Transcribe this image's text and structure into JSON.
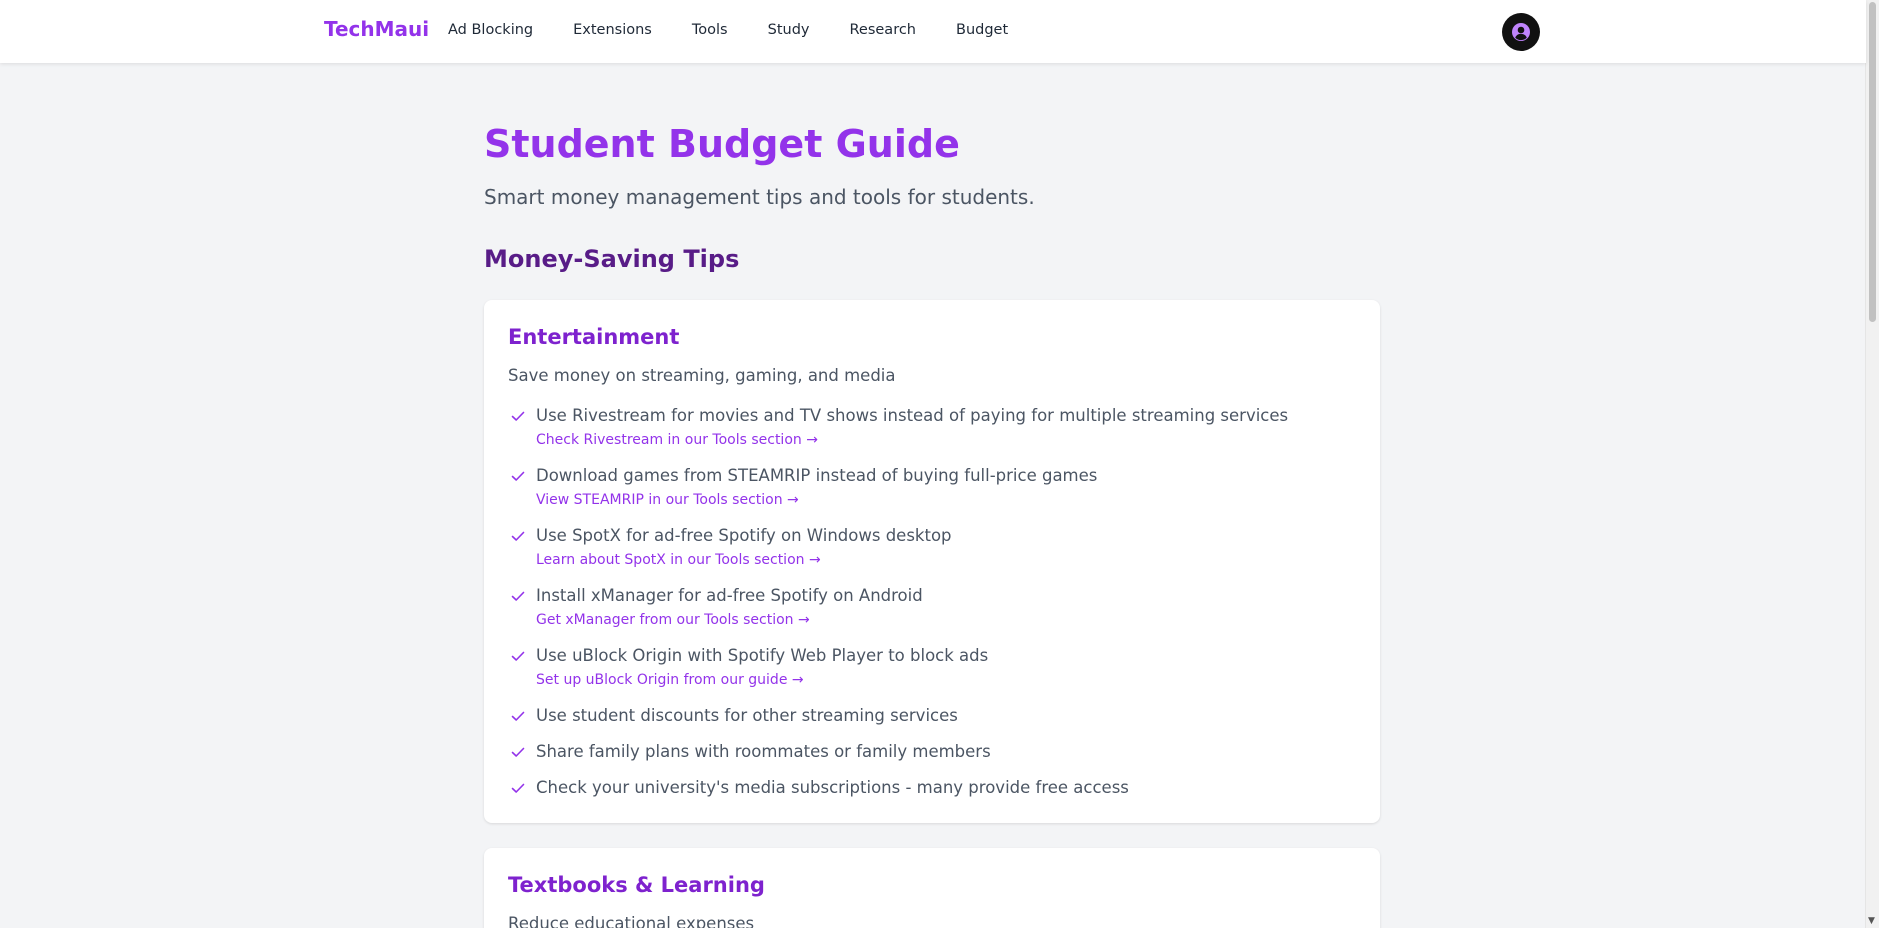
{
  "nav": {
    "brand": "TechMaui",
    "links": [
      "Ad Blocking",
      "Extensions",
      "Tools",
      "Study",
      "Research",
      "Budget"
    ],
    "avatar_icon": "user-circle-icon"
  },
  "page": {
    "title": "Student Budget Guide",
    "subtitle": "Smart money management tips and tools for students.",
    "section_title": "Money-Saving Tips"
  },
  "cards": [
    {
      "title": "Entertainment",
      "description": "Save money on streaming, gaming, and media",
      "tips": [
        {
          "text": "Use Rivestream for movies and TV shows instead of paying for multiple streaming services",
          "link": "Check Rivestream in our Tools section →"
        },
        {
          "text": "Download games from STEAMRIP instead of buying full-price games",
          "link": "View STEAMRIP in our Tools section →"
        },
        {
          "text": "Use SpotX for ad-free Spotify on Windows desktop",
          "link": "Learn about SpotX in our Tools section →"
        },
        {
          "text": "Install xManager for ad-free Spotify on Android",
          "link": "Get xManager from our Tools section →"
        },
        {
          "text": "Use uBlock Origin with Spotify Web Player to block ads",
          "link": "Set up uBlock Origin from our guide →"
        },
        {
          "text": "Use student discounts for other streaming services"
        },
        {
          "text": "Share family plans with roommates or family members"
        },
        {
          "text": "Check your university's media subscriptions - many provide free access"
        }
      ]
    },
    {
      "title": "Textbooks & Learning",
      "description": "Reduce educational expenses"
    }
  ],
  "colors": {
    "accent": "#9333ea",
    "heading_dark": "#581c87",
    "card_title": "#7e22ce",
    "background": "#f3f4f6"
  }
}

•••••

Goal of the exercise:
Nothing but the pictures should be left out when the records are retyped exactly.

Finished task:
Transcribe this image's text and structure into JSON.
{
  "nav": {
    "brand": "TechMaui",
    "links": [
      "Ad Blocking",
      "Extensions",
      "Tools",
      "Study",
      "Research",
      "Budget"
    ],
    "avatar_icon": "user-circle-icon"
  },
  "page": {
    "title": "Student Budget Guide",
    "subtitle": "Smart money management tips and tools for students.",
    "section_title": "Money-Saving Tips"
  },
  "cards": [
    {
      "title": "Entertainment",
      "description": "Save money on streaming, gaming, and media",
      "tips": [
        {
          "text": "Use Rivestream for movies and TV shows instead of paying for multiple streaming services",
          "link": "Check Rivestream in our Tools section →"
        },
        {
          "text": "Download games from STEAMRIP instead of buying full-price games",
          "link": "View STEAMRIP in our Tools section →"
        },
        {
          "text": "Use SpotX for ad-free Spotify on Windows desktop",
          "link": "Learn about SpotX in our Tools section →"
        },
        {
          "text": "Install xManager for ad-free Spotify on Android",
          "link": "Get xManager from our Tools section →"
        },
        {
          "text": "Use uBlock Origin with Spotify Web Player to block ads",
          "link": "Set up uBlock Origin from our guide →"
        },
        {
          "text": "Use student discounts for other streaming services"
        },
        {
          "text": "Share family plans with roommates or family members"
        },
        {
          "text": "Check your university's media subscriptions - many provide free access"
        }
      ]
    },
    {
      "title": "Textbooks & Learning",
      "description": "Reduce educational expenses"
    }
  ],
  "colors": {
    "accent": "#9333ea",
    "heading_dark": "#581c87",
    "card_title": "#7e22ce",
    "background": "#f3f4f6"
  }
}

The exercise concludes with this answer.